Exercise aim:
Retype, word for word, every line starting at the line with "Transcribe this image's" and ending with the final line of the entries; skip the pictures.

>>>>

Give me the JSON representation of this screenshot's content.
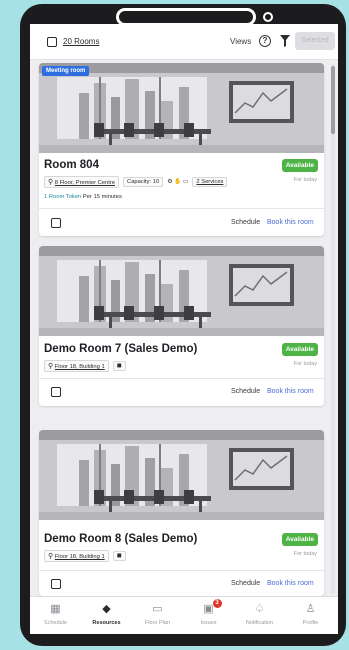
{
  "toolbar": {
    "rooms_count": "20 Rooms",
    "views_label": "Views",
    "help_icon": "?",
    "selected_label": "Selected"
  },
  "rooms": [
    {
      "tag": "Meeting room",
      "name": "Room 804",
      "status": "Available",
      "status_sub": "For today",
      "location": "8 Floor, Premier Centre",
      "capacity": "Capacity: 10",
      "amenities": "⚙ ✋ ▭",
      "services": "2 Services",
      "token_highlight": "1 Room Token",
      "token_rest": " Per 15 minutes",
      "schedule": "Schedule",
      "book": "Book this room"
    },
    {
      "name": "Demo Room 7 (Sales Demo)",
      "status": "Available",
      "status_sub": "For today",
      "location": "Floor 18, Building 1",
      "amenities": "◼",
      "schedule": "Schedule",
      "book": "Book this room"
    },
    {
      "name": "Demo Room 8 (Sales Demo)",
      "status": "Available",
      "status_sub": "For today",
      "location": "Floor 18, Building 1",
      "amenities": "◼",
      "schedule": "Schedule",
      "book": "Book this room"
    }
  ],
  "nav": [
    {
      "label": "Schedule",
      "icon": "calendar-icon",
      "glyph": "▦"
    },
    {
      "label": "Resources",
      "icon": "resources-icon",
      "glyph": "◆"
    },
    {
      "label": "Floor Plan",
      "icon": "floor-plan-icon",
      "glyph": "▭"
    },
    {
      "label": "Issues",
      "icon": "issues-icon",
      "glyph": "▣",
      "badge": "3"
    },
    {
      "label": "Notification",
      "icon": "bell-icon",
      "glyph": "♤"
    },
    {
      "label": "Profile",
      "icon": "profile-icon",
      "glyph": "♙"
    }
  ],
  "colors": {
    "available": "#4fb446",
    "link": "#4a6fd4",
    "tag": "#2f6ee0",
    "background": "#a6e2e5"
  }
}
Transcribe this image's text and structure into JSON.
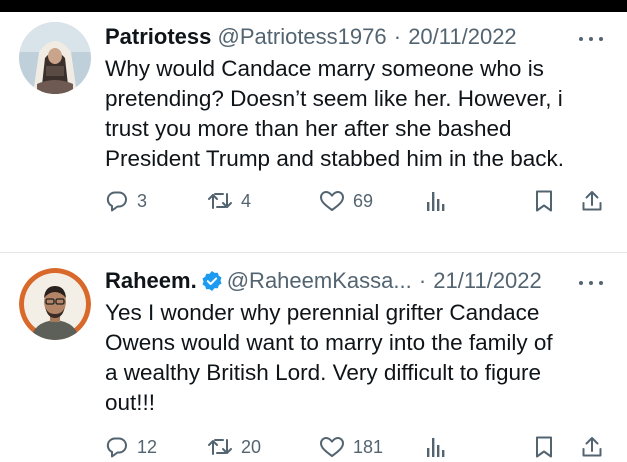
{
  "tweets": [
    {
      "name": "Patriotess",
      "handle": "@Patriotess1976",
      "separator": "·",
      "date": "20/11/2022",
      "verified": false,
      "text_lines": [
        "Why would Candace marry someone who is",
        "pretending? Doesn’t seem like her. However, i",
        "trust you more than her after she bashed",
        "President Trump and stabbed him in the back."
      ],
      "replies": "3",
      "retweets": "4",
      "likes": "69"
    },
    {
      "name": "Raheem.",
      "handle": "@RaheemKassa...",
      "separator": "·",
      "date": "21/11/2022",
      "verified": true,
      "text_lines": [
        "Yes I wonder why perennial grifter Candace",
        "Owens would want to marry into the family of",
        "a wealthy British Lord. Very difficult to figure",
        "out!!!"
      ],
      "replies": "12",
      "retweets": "20",
      "likes": "181"
    }
  ],
  "icons": {
    "reply": "reply-icon",
    "retweet": "retweet-icon",
    "like": "heart-icon",
    "views": "views-icon",
    "bookmark": "bookmark-icon",
    "share": "share-icon",
    "more": "more-icon",
    "verified": "verified-badge-icon"
  },
  "colors": {
    "text": "#0f1419",
    "secondary": "#536471",
    "verified": "#1d9bf0",
    "background": "#ffffff"
  }
}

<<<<

Expected answer:
Transcribe this image's text and structure into JSON.
{
  "tweets": [
    {
      "name": "Patriotess",
      "handle": "@Patriotess1976",
      "separator": "·",
      "date": "20/11/2022",
      "verified": false,
      "text_lines": [
        "Why would Candace marry someone who is",
        "pretending? Doesn’t seem like her. However, i",
        "trust you more than her after she bashed",
        "President Trump and stabbed him in the back."
      ],
      "replies": "3",
      "retweets": "4",
      "likes": "69"
    },
    {
      "name": "Raheem.",
      "handle": "@RaheemKassa...",
      "separator": "·",
      "date": "21/11/2022",
      "verified": true,
      "text_lines": [
        "Yes I wonder why perennial grifter Candace",
        "Owens would want to marry into the family of",
        "a wealthy British Lord. Very difficult to figure",
        "out!!!"
      ],
      "replies": "12",
      "retweets": "20",
      "likes": "181"
    }
  ],
  "icons": {
    "reply": "reply-icon",
    "retweet": "retweet-icon",
    "like": "heart-icon",
    "views": "views-icon",
    "bookmark": "bookmark-icon",
    "share": "share-icon",
    "more": "more-icon",
    "verified": "verified-badge-icon"
  },
  "colors": {
    "text": "#0f1419",
    "secondary": "#536471",
    "verified": "#1d9bf0",
    "background": "#ffffff"
  }
}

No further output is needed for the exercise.